The black SL65's power is boosted with VRP Tuning's VR700-65 package. With a larger air-to-water intercooler core that flows 60 percent over stock, the pressurized airflow can enter the engine at a cooler temperature and protect against engine knock. A water pump providing a 50-percent increase in flow to the intercooler keeps the charged air optimally cooled.
In order for more air to make it through the forced induction system, VRP had to come up with a larger intake. And because the engine bay is so tight, the company produced a dual "Y" piping with four 3-inch conical air filters to reduce the bottleneck.
To fill the larger chambers, VRP uses Powerchip tuning software that's tuned in house. Not only does it maximize performance by changing the fuel and ignition maps, but boost is increased to maintain 22 psi up top. AMG advertises the stock boost pressure of the SL65 at 22.1psi (1.5 bar), but according to VRP it's a midrange boost spike that tapers to 17 psi by the time peak power is reached.
This explains the huge gap between peak torque and horsepower, and this, coupled with the boost drop, is indicative of small, taxed-out turbos. "On the SL65, most of the power is made by keeping the stock turbos from running out of air up top," says VRP's Vadim Fedorovsky. Having started with an already crazy baseline of 497 hp and 640 lb-ft of torque at the wheels in stock form, the VR65-700 spun the rollers to an unbelievable 578 hp and 755 lb-ft of torque-that's enough twist to make 400 wheel horsepower by only 2800 rpm. I repeat-horsepower. Assuming an 18-percent drivetrain loss through the automatic five-speed, the peak numbers equate to 705 hp and 920 lb-ft.
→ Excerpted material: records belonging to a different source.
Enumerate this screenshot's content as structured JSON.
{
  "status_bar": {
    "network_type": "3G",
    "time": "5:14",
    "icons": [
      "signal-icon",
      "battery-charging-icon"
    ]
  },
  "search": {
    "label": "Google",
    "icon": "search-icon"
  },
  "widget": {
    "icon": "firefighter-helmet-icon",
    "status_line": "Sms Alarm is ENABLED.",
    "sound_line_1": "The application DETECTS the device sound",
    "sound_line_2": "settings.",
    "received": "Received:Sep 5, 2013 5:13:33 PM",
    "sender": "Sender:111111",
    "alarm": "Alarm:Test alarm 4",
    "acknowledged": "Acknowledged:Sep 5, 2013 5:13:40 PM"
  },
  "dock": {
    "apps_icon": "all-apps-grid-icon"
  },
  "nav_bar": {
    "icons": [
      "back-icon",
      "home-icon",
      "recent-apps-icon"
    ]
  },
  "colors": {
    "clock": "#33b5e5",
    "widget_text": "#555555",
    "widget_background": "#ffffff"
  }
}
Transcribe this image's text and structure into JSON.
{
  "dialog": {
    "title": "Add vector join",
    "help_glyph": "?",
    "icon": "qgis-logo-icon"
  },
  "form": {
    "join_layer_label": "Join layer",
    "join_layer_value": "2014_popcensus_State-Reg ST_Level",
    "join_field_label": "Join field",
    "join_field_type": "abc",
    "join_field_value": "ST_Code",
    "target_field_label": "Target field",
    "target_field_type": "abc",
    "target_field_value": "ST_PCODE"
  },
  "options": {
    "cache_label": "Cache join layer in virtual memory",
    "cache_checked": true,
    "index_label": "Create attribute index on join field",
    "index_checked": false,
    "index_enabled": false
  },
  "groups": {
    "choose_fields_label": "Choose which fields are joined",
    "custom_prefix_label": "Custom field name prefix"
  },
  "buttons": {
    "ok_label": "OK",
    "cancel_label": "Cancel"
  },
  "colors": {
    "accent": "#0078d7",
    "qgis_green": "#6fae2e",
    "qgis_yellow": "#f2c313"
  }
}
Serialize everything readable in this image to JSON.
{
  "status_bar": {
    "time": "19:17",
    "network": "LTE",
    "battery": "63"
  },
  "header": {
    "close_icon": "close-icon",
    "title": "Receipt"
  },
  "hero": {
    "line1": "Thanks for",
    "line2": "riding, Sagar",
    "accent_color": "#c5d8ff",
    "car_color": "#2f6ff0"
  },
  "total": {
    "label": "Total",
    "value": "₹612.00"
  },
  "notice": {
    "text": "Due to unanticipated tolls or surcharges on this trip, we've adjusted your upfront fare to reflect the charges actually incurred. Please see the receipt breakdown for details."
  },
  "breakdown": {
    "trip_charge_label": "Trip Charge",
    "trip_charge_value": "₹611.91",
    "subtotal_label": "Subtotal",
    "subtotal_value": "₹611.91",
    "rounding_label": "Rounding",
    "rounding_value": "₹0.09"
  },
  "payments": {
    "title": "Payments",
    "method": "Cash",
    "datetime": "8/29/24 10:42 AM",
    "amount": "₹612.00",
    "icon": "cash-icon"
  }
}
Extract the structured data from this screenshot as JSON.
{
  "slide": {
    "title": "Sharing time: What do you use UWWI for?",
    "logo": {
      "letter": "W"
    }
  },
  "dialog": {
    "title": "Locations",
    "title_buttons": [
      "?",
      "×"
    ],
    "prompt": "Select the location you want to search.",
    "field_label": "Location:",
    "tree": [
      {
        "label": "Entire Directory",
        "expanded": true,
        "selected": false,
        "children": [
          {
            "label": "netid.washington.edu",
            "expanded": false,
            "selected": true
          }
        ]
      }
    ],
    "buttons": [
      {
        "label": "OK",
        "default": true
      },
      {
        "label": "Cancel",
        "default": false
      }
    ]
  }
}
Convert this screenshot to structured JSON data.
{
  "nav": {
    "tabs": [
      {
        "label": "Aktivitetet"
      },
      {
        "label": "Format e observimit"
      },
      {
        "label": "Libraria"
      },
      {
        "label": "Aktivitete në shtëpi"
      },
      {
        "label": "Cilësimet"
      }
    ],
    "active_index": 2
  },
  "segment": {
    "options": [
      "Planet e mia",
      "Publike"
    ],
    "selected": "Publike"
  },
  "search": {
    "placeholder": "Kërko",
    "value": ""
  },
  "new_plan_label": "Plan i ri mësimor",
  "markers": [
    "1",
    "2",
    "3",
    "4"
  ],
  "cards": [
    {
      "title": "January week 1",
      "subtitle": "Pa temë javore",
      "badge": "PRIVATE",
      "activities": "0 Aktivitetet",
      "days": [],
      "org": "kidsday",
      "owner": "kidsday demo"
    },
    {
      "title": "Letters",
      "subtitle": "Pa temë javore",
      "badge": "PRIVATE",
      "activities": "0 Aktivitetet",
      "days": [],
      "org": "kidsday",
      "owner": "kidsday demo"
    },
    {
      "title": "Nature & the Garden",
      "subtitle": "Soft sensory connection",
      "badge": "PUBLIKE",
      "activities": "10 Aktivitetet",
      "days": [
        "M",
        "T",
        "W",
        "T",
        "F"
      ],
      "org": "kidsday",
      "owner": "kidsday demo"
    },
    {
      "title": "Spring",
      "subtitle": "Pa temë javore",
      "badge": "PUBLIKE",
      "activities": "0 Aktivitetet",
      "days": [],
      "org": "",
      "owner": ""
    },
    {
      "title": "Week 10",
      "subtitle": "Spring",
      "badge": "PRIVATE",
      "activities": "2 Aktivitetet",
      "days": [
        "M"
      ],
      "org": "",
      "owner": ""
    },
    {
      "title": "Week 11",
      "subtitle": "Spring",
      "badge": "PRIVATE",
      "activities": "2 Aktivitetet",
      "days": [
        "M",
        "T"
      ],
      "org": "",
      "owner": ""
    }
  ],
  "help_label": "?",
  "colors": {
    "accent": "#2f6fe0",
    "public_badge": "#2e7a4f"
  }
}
With numbers like these, some might wonder how streetable the car really is. Having already been in several cars that come close to this level I was expecting a violent, fish-tailing tire burner that would snap my neck as soon as the tires got hold of the pavement. But this wasn't so. In fact, while the turbo whine is indeed louder, the car drives as smoothly as stock, only with a speedometer needle that swings around in a massive hurry. The tall, autobahn gearing and smooth shifting of the SpeedShift five-speed, coupled with the grip of 295mm rear tires and a curb weight of 4,555 pounds makes the VR700 SL65 a fairly tamable beast. It's not too scary, but is an absolute blast.
The ride remains stock-like smooth with a stock suspension that's been lowered one inch from factory specs. The 20-inch RennTech Monolite wheels provide the finishing touches and are the only signs of any upgrades from the outside. And although sleek, it's not as if the general public doesn't get the idea this car is a serious performer, with its big wheels and the V12 Biturbo badging on the gills. Still, few could know the hurt this car will put on the majority of today's exotics. Cruising the coast topless doesn't get better than this, but with so much grunt you'll probably want to strap down your girl's Louis Vitton bag.